Any given rehearsal yields a handful of Dawson’s colorful images. A glissade (a low, gliding jump) “should be grounded, like you have magnets on your toes,” he tells the women. “So when you do jump, it’s big.” To one dancer who’s being too delicate: “Do it again and Wonder Woman it.” To the men, about a lift: “Be more bold, more dominant.” To Kochetkova: “When you go into that arabesque, give it some resistance. You should be like wax just about to get cold.” To Soloist Wei Wang, about a shoulder lift: “Hold her tight and create her. Glamorous.” Dawson wants no holding back. “Speak with your feet; dance with your whole body,” he says. And while you’re at it, “make it look like you have all the time in the world.”
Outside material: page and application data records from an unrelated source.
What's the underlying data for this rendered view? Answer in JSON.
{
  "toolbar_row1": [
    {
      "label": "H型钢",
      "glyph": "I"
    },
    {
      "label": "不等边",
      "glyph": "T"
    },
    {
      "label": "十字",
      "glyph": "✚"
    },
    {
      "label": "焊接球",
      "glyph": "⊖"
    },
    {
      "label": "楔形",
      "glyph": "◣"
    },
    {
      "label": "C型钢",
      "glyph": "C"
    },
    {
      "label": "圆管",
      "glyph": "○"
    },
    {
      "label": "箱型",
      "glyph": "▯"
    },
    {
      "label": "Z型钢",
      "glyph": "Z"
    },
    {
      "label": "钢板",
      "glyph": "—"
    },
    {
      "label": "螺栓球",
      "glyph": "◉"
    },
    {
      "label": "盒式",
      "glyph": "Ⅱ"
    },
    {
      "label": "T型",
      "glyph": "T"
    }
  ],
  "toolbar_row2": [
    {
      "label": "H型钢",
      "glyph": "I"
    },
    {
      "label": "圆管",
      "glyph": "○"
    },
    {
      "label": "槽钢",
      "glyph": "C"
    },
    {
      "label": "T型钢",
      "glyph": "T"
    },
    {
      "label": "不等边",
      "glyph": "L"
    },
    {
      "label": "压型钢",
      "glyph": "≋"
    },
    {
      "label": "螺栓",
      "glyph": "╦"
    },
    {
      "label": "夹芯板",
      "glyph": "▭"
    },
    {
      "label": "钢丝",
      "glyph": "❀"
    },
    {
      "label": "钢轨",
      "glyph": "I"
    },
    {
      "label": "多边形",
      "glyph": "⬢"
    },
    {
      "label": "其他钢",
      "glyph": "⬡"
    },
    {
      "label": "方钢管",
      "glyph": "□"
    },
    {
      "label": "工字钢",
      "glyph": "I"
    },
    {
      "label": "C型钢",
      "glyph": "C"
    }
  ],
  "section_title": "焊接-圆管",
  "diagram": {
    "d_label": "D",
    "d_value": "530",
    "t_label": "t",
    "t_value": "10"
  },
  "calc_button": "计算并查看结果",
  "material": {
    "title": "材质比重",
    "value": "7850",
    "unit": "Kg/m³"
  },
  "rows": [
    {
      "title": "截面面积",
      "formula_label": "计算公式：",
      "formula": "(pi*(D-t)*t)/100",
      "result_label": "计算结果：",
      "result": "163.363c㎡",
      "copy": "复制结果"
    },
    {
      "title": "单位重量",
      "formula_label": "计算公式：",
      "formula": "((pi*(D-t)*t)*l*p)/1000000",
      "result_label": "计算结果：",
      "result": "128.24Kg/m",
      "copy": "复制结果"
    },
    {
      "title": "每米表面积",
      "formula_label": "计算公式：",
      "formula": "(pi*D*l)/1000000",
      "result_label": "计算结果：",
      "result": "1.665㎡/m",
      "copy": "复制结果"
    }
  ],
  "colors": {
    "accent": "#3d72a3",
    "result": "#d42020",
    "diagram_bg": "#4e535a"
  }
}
In Bosso’s music, Dawson hears both hope and doom. “You are here to tell us something,” he tells the dancers. “You’re saying to the public, ‘Be careful. It’s not going to end well if you keep going this way.’” Though his message acknowledges doom, it keeps reverting to hope. As much as he emphasizes unity, he’s interested “in the power of the human being,” he says. “I want each person to dance more like themselves than they ever have been.” That mindset is, in effect, his spirituality. “I believe in the universe,” he says. “We’re energy and carbon and atomic; creation is happening all the time. That’s why I love what we do, because we’re embodying what life is all about.”